• In general the least squares idea is directly related to the maximal likelihood for the i.i.d. Gaussian noise model though it is rarely discussed in the introductory courses, so which minimization scheme is more physically relevant really depends on which noise model makes more sense. However, LSM for a linear function is computationally trivial and for a non-linear one may be a headache, so there is a tendency to linearize no matter what. @ordptt is right that linearization can change the answer from the non-linear problem but the linear LSM commutes with scaling and shifts so units are OK. Sep 24, 2022 at 1:02

Let me expand on a couple of aspects of the previous answer that may not be obvious to a novice in curve fitting. The first is to note that a least-squares regression implicitly involves a weighting factor or uncertainty at each data point.
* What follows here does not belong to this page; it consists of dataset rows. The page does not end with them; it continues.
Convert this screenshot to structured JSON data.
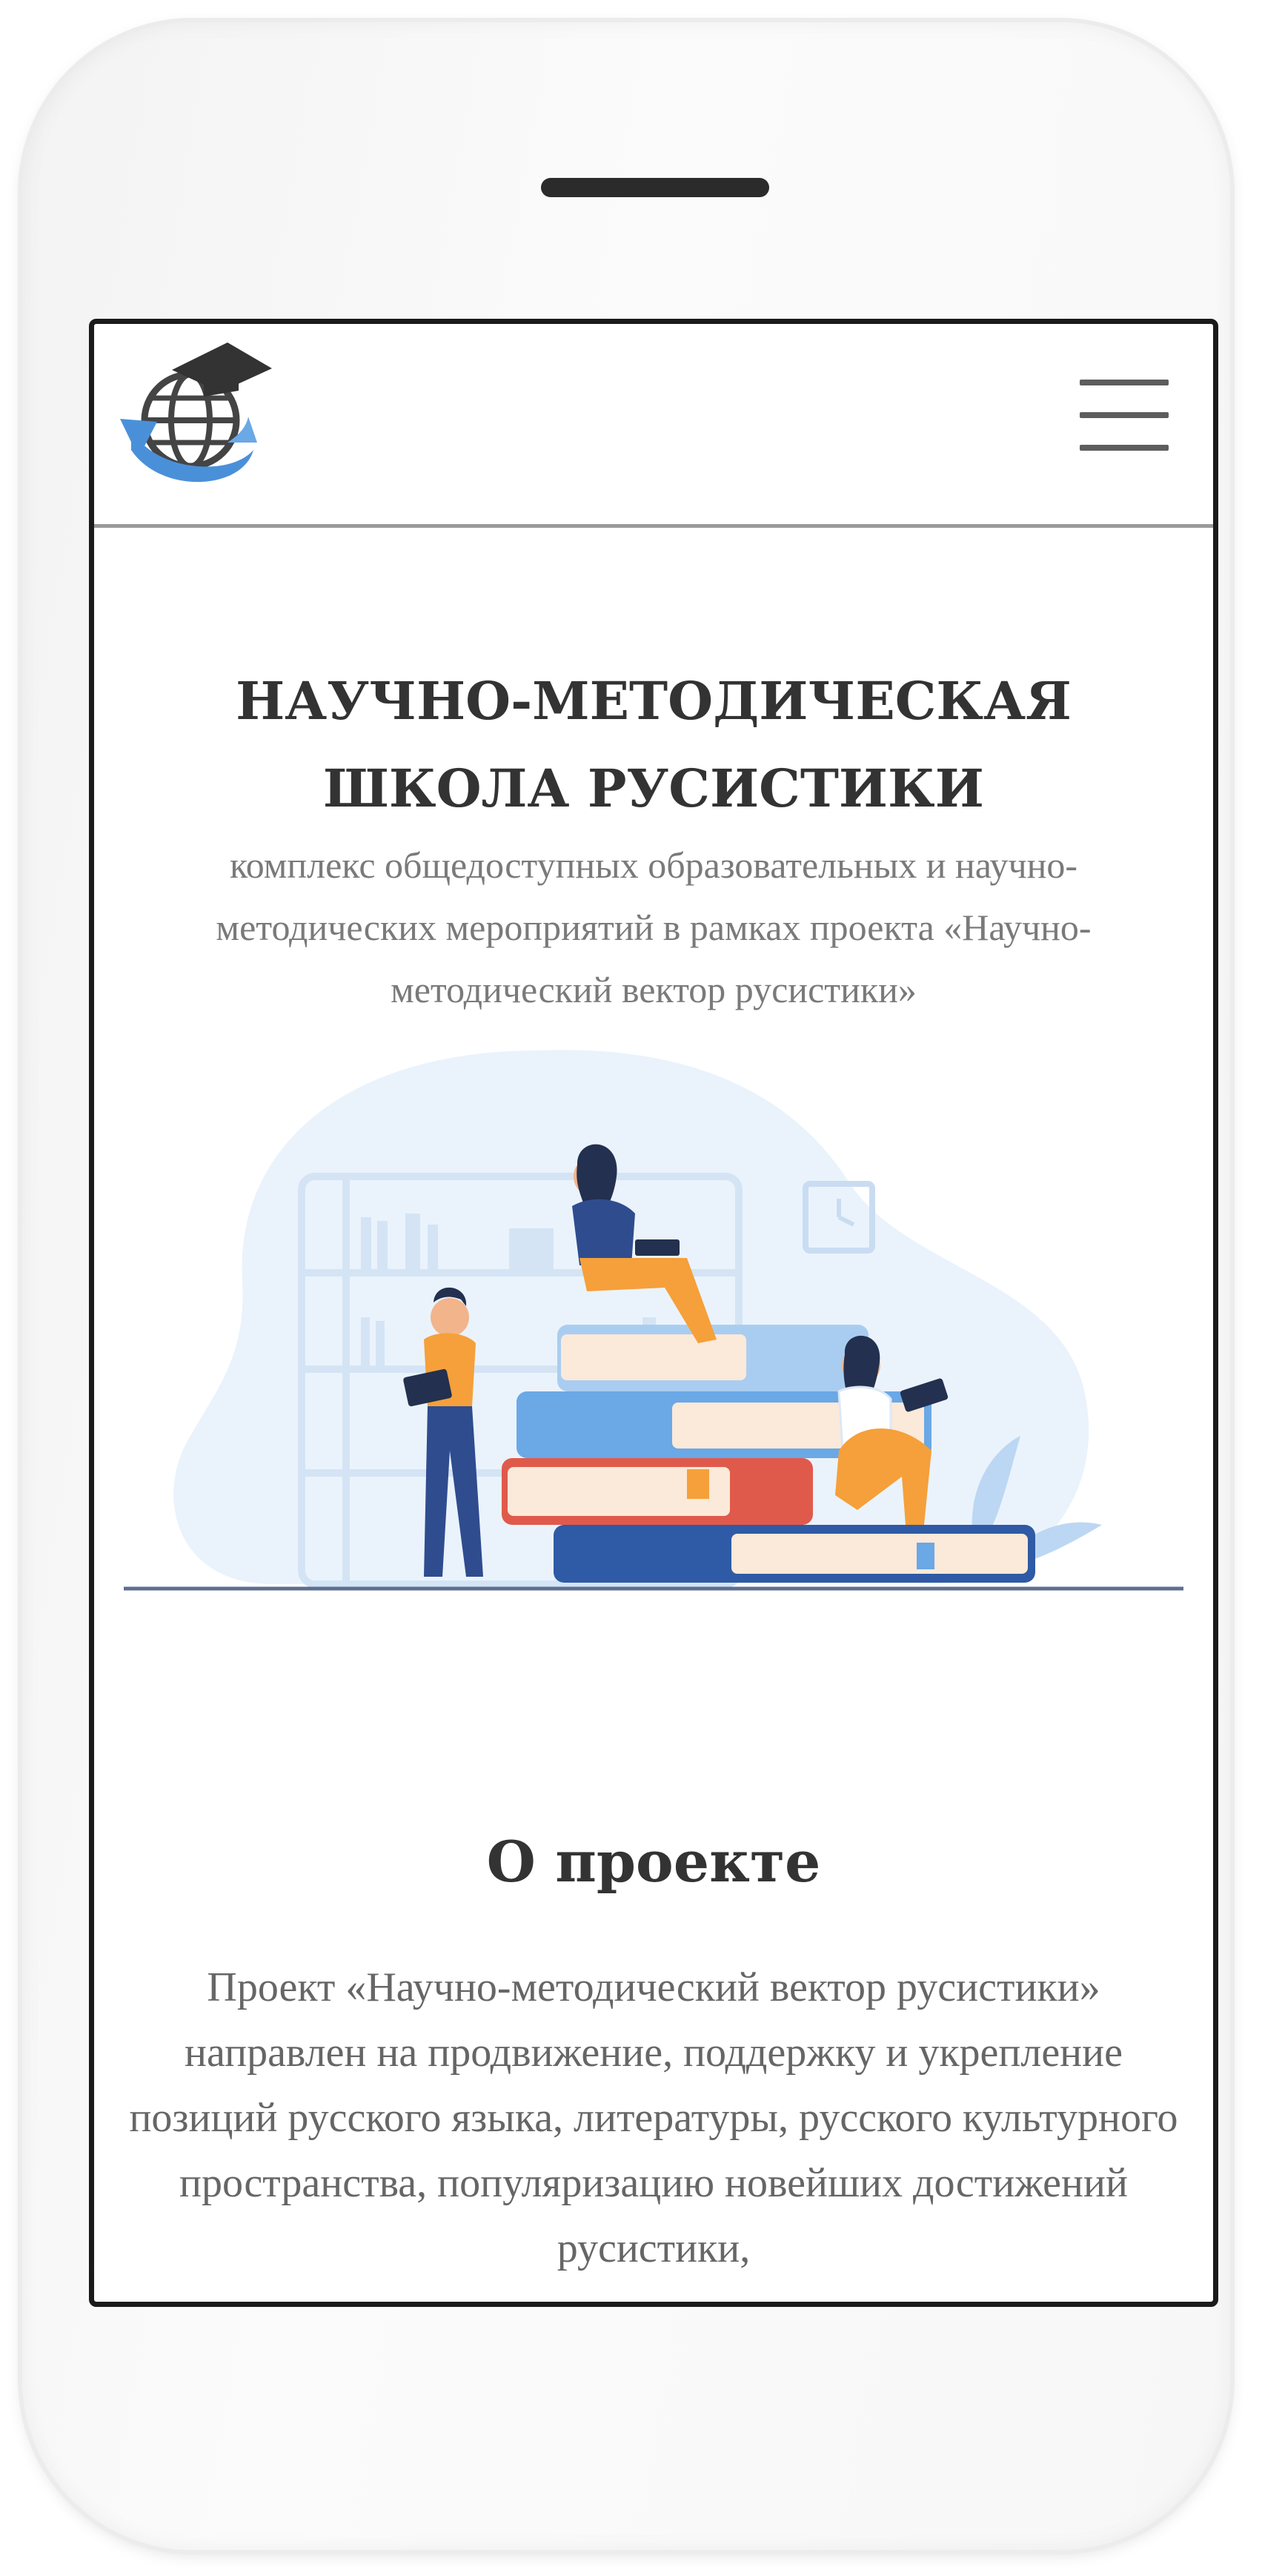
{
  "header": {
    "logo_icon": "globe-graduation-cap-logo",
    "menu_icon": "hamburger-menu-icon"
  },
  "hero": {
    "title": "НАУЧНО-МЕТОДИЧЕСКАЯ ШКОЛА РУСИСТИКИ",
    "subtitle": "комплекс общедоступных образовательных и научно-методических мероприятий в рамках проекта «Научно-методический вектор русистики»",
    "illustration": "people-reading-on-stack-of-books"
  },
  "about": {
    "heading": "О проекте",
    "text": "Проект «Научно-методический вектор русистики» направлен на продвижение, поддержку и укрепление позиций русского языка, литературы, русского культурного пространства, популяризацию новейших достижений русистики,"
  },
  "colors": {
    "title": "#333333",
    "subtitle": "#7a7a7a",
    "accent_blue": "#4a90d9",
    "accent_orange": "#f5a03a"
  }
}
If you can estimate the uncertainty in your data at each point and it is approximately gaussian, the statistically sound way to fit the data is to minimize $$\sum_i \left[\frac{f(x_i; a_i)-y_i}{\sigma_i}\right]^2$$ where $$f(x_i; a_i)$$ is your model function at the point $$x_i$$ with fit parameters $$a_i$$, $$y_i$$ are your measured data points, and $$\sigma_i$$ is the uncertainty at the point $$i$$.

If you ignore the weights in the intial problem (by setting them equal to 1), the weights for your transformed problem will necessarily be different leading to a different fit. For small errors, you have converted the problem from assuming absolute equal weights to one where the weights depend on the position. That's why an unweighted linear fit gives a different answer than an unweighted nonlinear fit.

If the errors are large, there is another complication. The transformed noise in the data may no longer be gaussian, even if it was close to gaussian initially. This could skew your fit so that it isn't the most likely model function to have resulted in your measured data.

Let me address the unit question directly with a concrete example. If you explictly include the units, things will cancel out nicely into dimensionless numbers. Let's say $$y$$ is in units of meters and $$x$$ is in units of seconds. Then $$a$$ will have to have units of meters/seconds$$^b$$. Treating the units like algebraic quantities, let $$v = y$$/meters, $$\alpha = a$$seconds$$^b$$/meters, $$u=x$$/seconds. The dimensions all cancel each other and the resulting equation $$v=\alpha u^b$$ has all dimensionless variables.